## Work required
Copy out every entry that follows, without a single picture.

## Exercise inputs
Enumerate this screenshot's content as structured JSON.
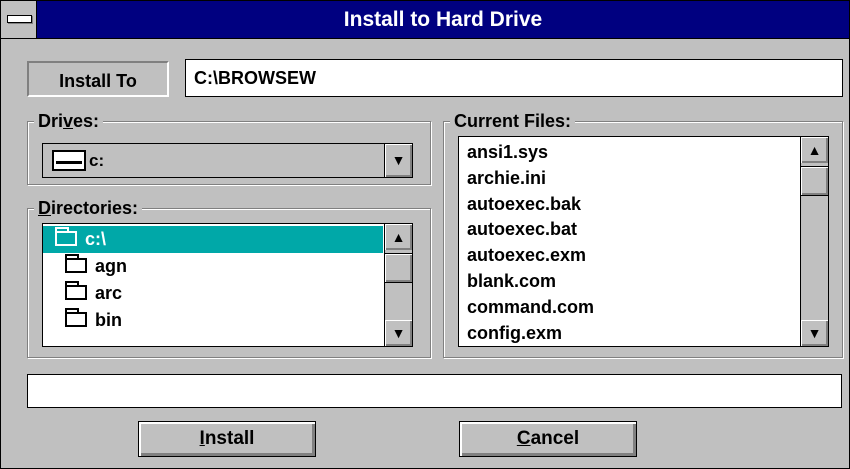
{
  "window": {
    "title": "Install to Hard Drive"
  },
  "install_to": {
    "label": "Install To",
    "path": "C:\\BROWSEW"
  },
  "drives": {
    "label": "Drives:",
    "label_pre": "Dri",
    "label_ul": "v",
    "label_post": "es:",
    "selected": "c:"
  },
  "directories": {
    "label_ul": "D",
    "label_post": "irectories:",
    "items": [
      {
        "name": "c:\\",
        "selected": true,
        "icon": "open-folder-icon"
      },
      {
        "name": "agn",
        "selected": false,
        "icon": "folder-icon"
      },
      {
        "name": "arc",
        "selected": false,
        "icon": "folder-icon"
      },
      {
        "name": "bin",
        "selected": false,
        "icon": "folder-icon"
      }
    ]
  },
  "current_files": {
    "label": "Current Files:",
    "items": [
      "ansi1.sys",
      "archie.ini",
      "autoexec.bak",
      "autoexec.bat",
      "autoexec.exm",
      "blank.com",
      "command.com",
      "config.exm"
    ]
  },
  "status": {
    "text": ""
  },
  "buttons": {
    "install": {
      "ul": "I",
      "rest": "nstall"
    },
    "cancel": {
      "ul": "C",
      "rest": "ancel"
    }
  },
  "icons": {
    "system_menu": "system-menu-icon",
    "drive": "hard-drive-icon",
    "scroll_up": "up-arrow-icon",
    "scroll_down": "down-arrow-icon",
    "dropdown": "down-arrow-icon"
  },
  "colors": {
    "title_bar": "#000080",
    "selection": "#00a8a8",
    "face": "#c0c0c0"
  }
}
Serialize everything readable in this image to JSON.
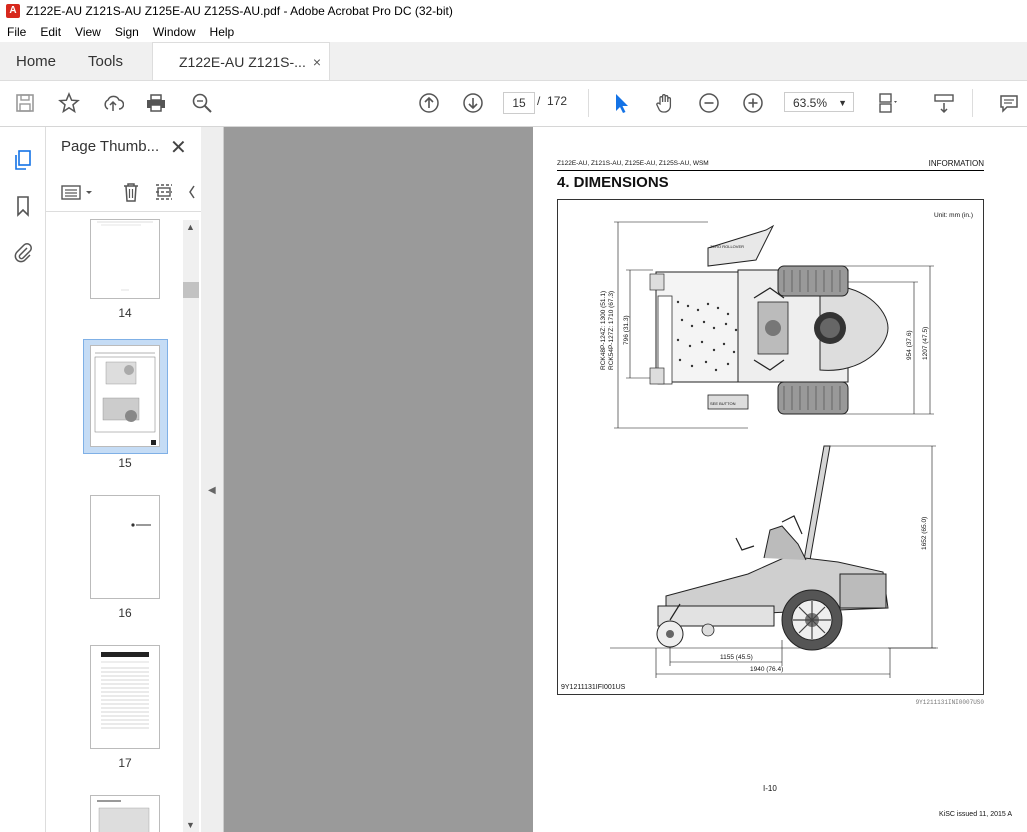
{
  "window": {
    "title": "Z122E-AU Z121S-AU Z125E-AU Z125S-AU.pdf - Adobe Acrobat Pro DC (32-bit)"
  },
  "menu": [
    "File",
    "Edit",
    "View",
    "Sign",
    "Window",
    "Help"
  ],
  "tabs": {
    "home": "Home",
    "tools": "Tools",
    "document": "Z122E-AU Z121S-...",
    "close": "×"
  },
  "toolbar": {
    "current_page": "15",
    "separator": "/",
    "total_pages": "172",
    "zoom": "63.5%",
    "zoom_dropdown": "▼"
  },
  "panel": {
    "title": "Page Thumb...",
    "close": "✕",
    "thumbnails": [
      {
        "label": "14"
      },
      {
        "label": "15",
        "selected": true
      },
      {
        "label": "16"
      },
      {
        "label": "17"
      }
    ]
  },
  "document": {
    "header_left": "Z122E-AU, Z121S-AU, Z125E-AU, Z125S-AU, WSM",
    "header_right": "INFORMATION",
    "title": "4.  DIMENSIONS",
    "unit": "Unit: mm (in.)",
    "dims": {
      "top_len_a": "RCK48P-124Z: 1300 (51.1)",
      "top_len_b": "RCK54P-127Z: 1710 (67.3)",
      "top_796": "796 (31.3)",
      "top_954": "954 (37.6)",
      "top_1207": "1207 (47.5)",
      "side_height": "1652 (65.0)",
      "side_1155": "1155 (45.5)",
      "side_1940": "1940 (76.4)",
      "rops_label": "ZERO ROLLOVER",
      "deck_label": "SEE BUTTON"
    },
    "figure_id": "9Y1211131IFI001US",
    "figure_code": "9Y1211131INI0007US0",
    "page_number": "I-10",
    "issued": "KiSC issued 11, 2015 A"
  },
  "colors": {
    "viewer_bg": "#9a9a9a",
    "accent_blue": "#1473e6",
    "thumb_selected": "#c5dcf5"
  }
}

## Answer section
Enumerate this screenshot's content as structured JSON.
{
  "window": {
    "title": "Install to Hard Drive"
  },
  "install_to": {
    "label": "Install To",
    "path": "C:\\BROWSEW"
  },
  "drives": {
    "label": "Drives:",
    "label_pre": "Dri",
    "label_ul": "v",
    "label_post": "es:",
    "selected": "c:"
  },
  "directories": {
    "label_ul": "D",
    "label_post": "irectories:",
    "items": [
      {
        "name": "c:\\",
        "selected": true,
        "icon": "open-folder-icon"
      },
      {
        "name": "agn",
        "selected": false,
        "icon": "folder-icon"
      },
      {
        "name": "arc",
        "selected": false,
        "icon": "folder-icon"
      },
      {
        "name": "bin",
        "selected": false,
        "icon": "folder-icon"
      }
    ]
  },
  "current_files": {
    "label": "Current Files:",
    "items": [
      "ansi1.sys",
      "archie.ini",
      "autoexec.bak",
      "autoexec.bat",
      "autoexec.exm",
      "blank.com",
      "command.com",
      "config.exm"
    ]
  },
  "status": {
    "text": ""
  },
  "buttons": {
    "install": {
      "ul": "I",
      "rest": "nstall"
    },
    "cancel": {
      "ul": "C",
      "rest": "ancel"
    }
  },
  "icons": {
    "system_menu": "system-menu-icon",
    "drive": "hard-drive-icon",
    "scroll_up": "up-arrow-icon",
    "scroll_down": "down-arrow-icon",
    "dropdown": "down-arrow-icon"
  },
  "colors": {
    "title_bar": "#000080",
    "selection": "#00a8a8",
    "face": "#c0c0c0"
  }
}
Serialize everything readable in this image to JSON.
{
  "window": {
    "title": "Z122E-AU Z121S-AU Z125E-AU Z125S-AU.pdf - Adobe Acrobat Pro DC (32-bit)"
  },
  "menu": [
    "File",
    "Edit",
    "View",
    "Sign",
    "Window",
    "Help"
  ],
  "tabs": {
    "home": "Home",
    "tools": "Tools",
    "document": "Z122E-AU Z121S-...",
    "close": "×"
  },
  "toolbar": {
    "current_page": "15",
    "separator": "/",
    "total_pages": "172",
    "zoom": "63.5%",
    "zoom_dropdown": "▼"
  },
  "panel": {
    "title": "Page Thumb...",
    "close": "✕",
    "thumbnails": [
      {
        "label": "14"
      },
      {
        "label": "15",
        "selected": true
      },
      {
        "label": "16"
      },
      {
        "label": "17"
      }
    ]
  },
  "document": {
    "header_left": "Z122E-AU, Z121S-AU, Z125E-AU, Z125S-AU, WSM",
    "header_right": "INFORMATION",
    "title": "4.  DIMENSIONS",
    "unit": "Unit: mm (in.)",
    "dims": {
      "top_len_a": "RCK48P-124Z: 1300 (51.1)",
      "top_len_b": "RCK54P-127Z: 1710 (67.3)",
      "top_796": "796 (31.3)",
      "top_954": "954 (37.6)",
      "top_1207": "1207 (47.5)",
      "side_height": "1652 (65.0)",
      "side_1155": "1155 (45.5)",
      "side_1940": "1940 (76.4)",
      "rops_label": "ZERO ROLLOVER",
      "deck_label": "SEE BUTTON"
    },
    "figure_id": "9Y1211131IFI001US",
    "figure_code": "9Y1211131INI0007US0",
    "page_number": "I-10",
    "issued": "KiSC issued 11, 2015 A"
  },
  "colors": {
    "viewer_bg": "#9a9a9a",
    "accent_blue": "#1473e6",
    "thumb_selected": "#c5dcf5"
  }
}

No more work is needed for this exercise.